Prof. Jha says that stress is one of the biggest obstacles to focusing. In a high-alert state, we often start ruminating and catastrophizing. We get stuck in “loops of doom” or imagined scenarios. This mode impacts our “working memory”: the amount of information that can be held in our minds and used for a task. For example, choosing the words to put together in an email, or reading a page in a book.

“Working memory is like a mental whiteboard with disappearing ink,” Jha told The Guardian. “When that whiteboard is full of thoughts, feelings and images relating to what’s making us stressed, there is no room for new information. We might start blanking, zoning out or snapping at our partners, then feel guilty, which makes focusing even harder.”

According to the Professor, our eyes give the brain10 million bytes of imagery data each second, and we have around 6,000 spontaneous thoughts each day. It truly seems like a miracle we can focus on anything at all. According to the findings of her research, Prof.
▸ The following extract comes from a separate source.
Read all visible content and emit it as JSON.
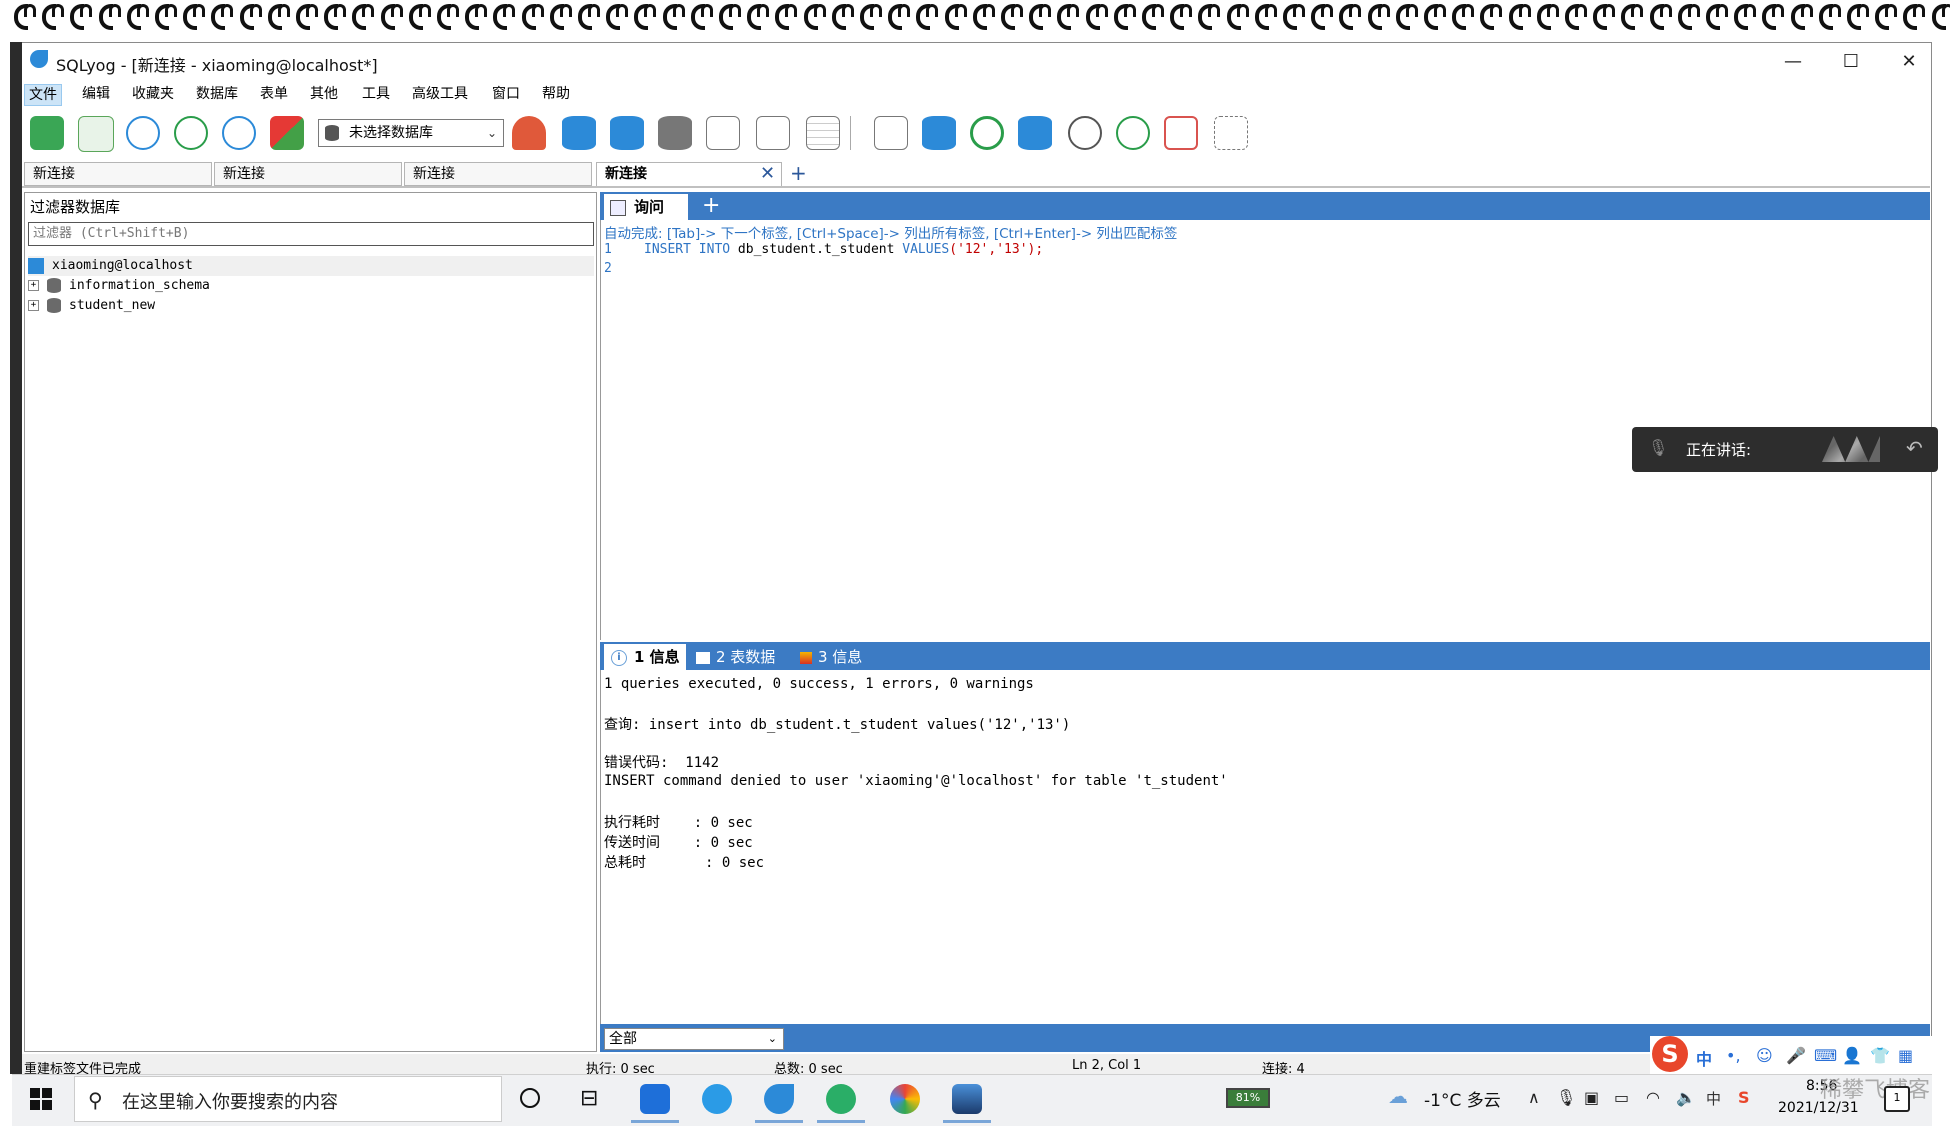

Jha recommends these following exercises.

Exercise in Attention

1: Paying attention to your breath and where in your body you feel it passing the most. Direct your focus like a beam of light. Do this for three minutes a day, for a week.

2: Spend three minutes a day focusing on the sensation of doing exactly what it is you are doing (here comes the shower part): great to practice in the shower. If you’re thinking about your to-do list as you’re scrubbing, bring it back and focus on the sensations.

3: Ignore “mindfulness myths”: you are not “clearing your mind.” This is an active mental workout. Your job is not to stop your mind from being busy – your job is to exist with it, and to place your attention back where you want it.

4. The whole point of the exercise is to be more present to the moment, and the idea is to do this by focusing on your senses: what are you seeing, feeling, smelling, hearing, touching.

Invest 12 minutes a day for four-weeks doing this simple mindfulness exercises, many aspects of cognitive and emotional health, including attention, are improved.